"At Reebok, I learned that you must have a down-to-earth vision and transparency," she says. "Spin doesn't work.
"Was it easy to document your losses to The Wall Street Journal? No," but it was necessary, Mansur continues.
Of all the lockout-related disappointments, Mansur's greatest was having to let staff go. Fortunately, she proudly reports, they all found good jobs - a testament to their hard work - and hers.
In fact, despite the lost season, Mansur says that she worked more hours during the lockout than ever before.
"I was on duty constantly," she recalls. "I routinely got press calls asking, 'The union says this. What is your position?'"
When the lockout finally ended, Mansur knew the NHL had a unique opportunity to relaunch, but she also realized that a failed campaign could be the league's death knell. To avoid that, it hired a slew of firms to highlight the sport's entertainment aspects and the rules changes that increased the flow of games. One of those agencies was R&C.
"She's talked about positioning the league as an entertainment [entity] and about leveraging the celebrity status for key players," says Tom Tardio, CEO at R&C. "She didn't pull out the old game book to manage PR at a league."
"Her fingerprints are on everything we did to relaunch," Horne says.
Outside of the obvious joys of helping facilitate the return of a sport she loves, Mansur is proudest of helping restore a long-forgotten ritual to the constituents she values the most: the fans.
She helped the league reinstate the lost tradition of letting each player spend a day with the Stanley Cup, the league's championship trophy. Most players now take the cup to their hometowns, where fans can actually enjoy it up-close with their local heroes.
Sitting at her desk these days, surrounded by hockey and sporting memorabilia, Mansur speaks proudly of how the cup has now visited 21 countries and encountered countless fans.
"That is what the cup is about," Mansur proclaims. And with Mansur captaining that effort, the league's chances look a lot more promising. Maybe it's even a sure thing.
NHL, group VP, communications; executive director of NHL Foundation
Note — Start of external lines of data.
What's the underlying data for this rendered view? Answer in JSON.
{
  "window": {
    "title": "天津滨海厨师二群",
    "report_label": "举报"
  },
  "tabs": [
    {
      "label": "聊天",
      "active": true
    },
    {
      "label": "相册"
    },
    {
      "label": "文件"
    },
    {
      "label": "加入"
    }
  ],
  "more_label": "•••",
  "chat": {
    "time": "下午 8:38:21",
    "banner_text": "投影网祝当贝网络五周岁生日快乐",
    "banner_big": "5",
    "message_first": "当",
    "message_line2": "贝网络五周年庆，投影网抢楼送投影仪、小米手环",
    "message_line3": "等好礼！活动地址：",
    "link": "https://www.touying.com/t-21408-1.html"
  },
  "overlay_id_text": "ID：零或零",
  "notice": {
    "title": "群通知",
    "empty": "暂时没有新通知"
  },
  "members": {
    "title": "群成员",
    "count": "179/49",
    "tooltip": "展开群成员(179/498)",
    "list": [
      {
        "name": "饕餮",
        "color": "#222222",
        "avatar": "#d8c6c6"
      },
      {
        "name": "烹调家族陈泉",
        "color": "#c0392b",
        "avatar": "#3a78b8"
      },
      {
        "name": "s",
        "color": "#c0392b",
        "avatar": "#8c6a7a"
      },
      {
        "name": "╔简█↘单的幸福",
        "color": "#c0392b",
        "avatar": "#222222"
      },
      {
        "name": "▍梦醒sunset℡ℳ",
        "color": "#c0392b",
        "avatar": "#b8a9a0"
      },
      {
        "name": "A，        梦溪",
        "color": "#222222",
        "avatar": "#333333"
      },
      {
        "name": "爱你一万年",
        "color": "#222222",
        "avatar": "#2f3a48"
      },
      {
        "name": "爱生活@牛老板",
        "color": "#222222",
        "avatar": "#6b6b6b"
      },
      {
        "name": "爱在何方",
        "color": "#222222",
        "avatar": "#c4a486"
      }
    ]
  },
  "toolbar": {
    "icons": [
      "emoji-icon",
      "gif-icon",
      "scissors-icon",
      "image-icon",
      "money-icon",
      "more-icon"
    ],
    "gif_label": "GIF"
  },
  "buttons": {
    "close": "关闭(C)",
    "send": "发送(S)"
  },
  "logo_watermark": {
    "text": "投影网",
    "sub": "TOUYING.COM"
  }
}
NHL, VP of communications
NHL, VP of corporate communications
Reebok, VP of corporate communications
Avon Products, director of marketing communications